KC SuperStar semifinals go virtual during COVID-19 pandemic
KC SuperStar, the Jewish Community’s Center’s annual high school singing competition, has pivoted to a virtual format for the semifinals.
Twenty-three area high school students were chosen in preliminary auditions in early March for the annual competition, in a format similar to “American Idol” or “The Voice.”
The public will be able to view the 23 performances online from June 1 through June 10 and cast their vote through a link posted on the Jewish Community Center’s website. The KC SuperStar Top 10 will be announced on June 15 through a livestreamed event, and the top winner of the competition receives the Edward and Ellen Rose $10,000 scholarship.
Several seniors from Shawnee Mission and USD 232 school districts are semifinalists this year, including:
- Lucy Brock, Shawnee Mission School District
- Bryson Kendall, USD 232
- Emma Mathieson, Shawnee Mission School District
- Alexa Morgan, Shawnee Mission School District
- Aggie Williams, Shawnee Mission School District
In NBC News segment, Shawnee Mission parent Katrina Pickens talks about challenges of remote learning
In a segment on NBC News about whether schools across the country will re-open this fall, Shawnee Mission parent Katrina Pickens spoke about the challenges of remote learning.

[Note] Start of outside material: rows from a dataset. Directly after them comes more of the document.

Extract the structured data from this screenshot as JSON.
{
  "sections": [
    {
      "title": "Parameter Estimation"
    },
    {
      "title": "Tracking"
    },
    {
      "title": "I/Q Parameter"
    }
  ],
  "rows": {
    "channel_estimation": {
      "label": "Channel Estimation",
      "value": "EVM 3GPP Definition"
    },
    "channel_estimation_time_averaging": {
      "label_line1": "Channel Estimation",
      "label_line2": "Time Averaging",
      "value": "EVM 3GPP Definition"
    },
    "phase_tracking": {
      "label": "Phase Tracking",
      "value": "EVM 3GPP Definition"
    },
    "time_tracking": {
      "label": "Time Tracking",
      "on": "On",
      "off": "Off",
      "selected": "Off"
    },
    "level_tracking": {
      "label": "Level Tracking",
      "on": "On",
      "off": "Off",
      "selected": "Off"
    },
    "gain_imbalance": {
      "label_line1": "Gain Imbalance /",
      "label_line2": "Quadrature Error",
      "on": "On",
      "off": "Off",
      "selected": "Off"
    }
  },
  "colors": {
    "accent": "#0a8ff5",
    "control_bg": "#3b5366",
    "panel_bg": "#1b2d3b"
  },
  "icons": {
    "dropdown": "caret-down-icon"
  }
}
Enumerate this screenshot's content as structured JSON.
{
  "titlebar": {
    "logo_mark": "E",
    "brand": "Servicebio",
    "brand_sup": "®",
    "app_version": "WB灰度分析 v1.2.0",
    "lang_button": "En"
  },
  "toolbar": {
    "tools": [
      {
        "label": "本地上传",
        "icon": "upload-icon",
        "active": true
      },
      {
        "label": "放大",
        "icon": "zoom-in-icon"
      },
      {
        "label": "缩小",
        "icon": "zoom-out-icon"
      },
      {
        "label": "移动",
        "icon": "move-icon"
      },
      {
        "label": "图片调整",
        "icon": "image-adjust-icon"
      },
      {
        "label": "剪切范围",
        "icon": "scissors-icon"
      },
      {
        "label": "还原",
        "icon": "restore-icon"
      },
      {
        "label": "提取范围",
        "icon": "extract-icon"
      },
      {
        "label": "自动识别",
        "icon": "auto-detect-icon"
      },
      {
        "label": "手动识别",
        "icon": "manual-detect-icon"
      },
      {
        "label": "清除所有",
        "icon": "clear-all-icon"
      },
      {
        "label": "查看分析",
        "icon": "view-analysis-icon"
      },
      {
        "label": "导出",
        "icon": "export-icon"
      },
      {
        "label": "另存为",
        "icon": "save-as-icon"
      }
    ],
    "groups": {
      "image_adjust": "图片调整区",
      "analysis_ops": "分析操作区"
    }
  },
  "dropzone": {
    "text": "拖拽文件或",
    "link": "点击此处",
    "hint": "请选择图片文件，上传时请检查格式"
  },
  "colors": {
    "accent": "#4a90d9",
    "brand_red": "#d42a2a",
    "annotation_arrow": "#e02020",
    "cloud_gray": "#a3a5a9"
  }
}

“It’s just very hard to put them into a schedule at home, you know, where there’s always other distractions,” she said.
Kansas may allow in-person classes to restart in August.
JoCo Developmental Supports receives $25,000 grant to support COVID-19 response and recovery
The Johnson County Developmental Supports received a $25,000 grant from the Kansas Health Foundation’s Impact and Capacity Grants initiative, which will support COVID-19 response and recovery efforts, according to a press release.
Since employment programs are temporarily closed, the funds will go toward “nutrition expenses, supplies and resources for individuals receiving support in their homes,” according to the release. JCDS Executive Director Chad VonAhnen said the department is grateful for partners like KHF who have helped JCDS to fulfill its mission during the pandemic.
“The unprecedented nature of COVID-19 has changed how we provide services to many of the people who rely on JCDS for care,” VonAhnen said in the release.
Nonprofits and government organizations can receive up to a $25,000 one-year COVID-19 response and recovery grant from the KHF initiative. There were 477 proposals from organizations throughout Kansas that applied for the program, and 91 are receiving grants, according to the release.